Most of the time, I'm well in favor of this—it saves the experience of spending a great deal of time around somebody, only to find out that they are The Crazy, extraordinarily irritating, or come with a complete, matching set of Drama, batteries included. I remember in college, when I was a much less guarded woman, having to go to fairly significant lengths to extricate myself from a couple of vampirous friendships. More than a few of my post-college friendships began online, and I got a sense of, “yeah, she's pretty cool—we could party” before we met up in person. I'm grateful for and happy about these friendships, and the fact that they came about in part by the “preview friend” feature of internet socializing doesn't devalue the relationship one bit.

However, and this is the big however, I notice that a lot of the self-selecting communities that I'm a part of tend to encourage their members' not-so-secret bile reservoirs, and that the support of a large community of like-minded misanthropes seems to encourage and breed a kind of outspoken meanness that I cannot see as being at all healthy. When I catch myself expressing the darker reaches of my own disgruntlement—grizzling about an irritating, avuncular co-worker who imposes himself upon my time with inane small-talk, or mocking some random guy's mullet or some random girl's hearts-and-flowers-pink-cotton-candy LJ I start to suspect that spending a lot of time supporting other peoples' bad attitudes and feeding my own crankiness is making me a much less human person.

I'm too quick to snap to irritation these days, too quick to sneer, too quick to formulate a rant, rather than just take deep breaths and let the petty shit flow on down to the cesspool of intolerance where it belongs. Why should I get all het up about some jackass with the cell-phone and flash briefcase braying about his weekend plans on the subway? Why should I care about the most recent LJ Drama or Wankery. It's not like I can make the showoff shut off his cellphone and carry a more sensible bag, nor can I stop some 17-year-old from fucking her best friend's boyfriend, blogging about it, then getting caught and caught up in the resultant fallout. So really, since I can't do much to stop people from being ignorant, irritating fuckwits, I should get better at ignoring them and getting on with my own life.

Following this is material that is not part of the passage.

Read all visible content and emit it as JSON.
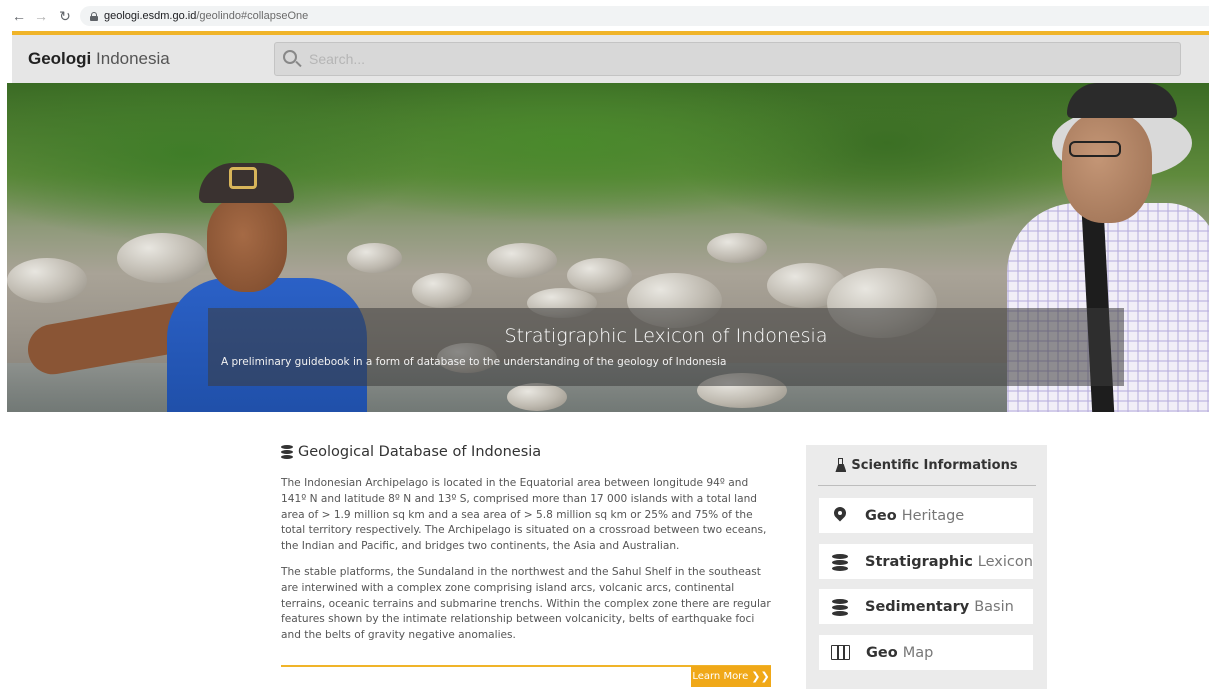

It's easy to sneer when it's somebody else's problem. It's easy to scoff when it's not your friend. It's easy to roll your eyes when the other person will never see your face and can never kick you ass. Somehow, it's a lot harder not to take things personally and to live and let live.

I should definitely shut up with the ranting and whining, unless it's actually funny, unique, or I have a solution to the problem buried someplace among all the angst. I should just let stupid people stew in their own drool, as being an idiot is its own punishment. I should tend my own garden, and let others who thrive on turmoil burn themselves out. I should.

Whether I can and will remains to be seen, but at least I have managed to figure out what I should be doing.

Leave a Reply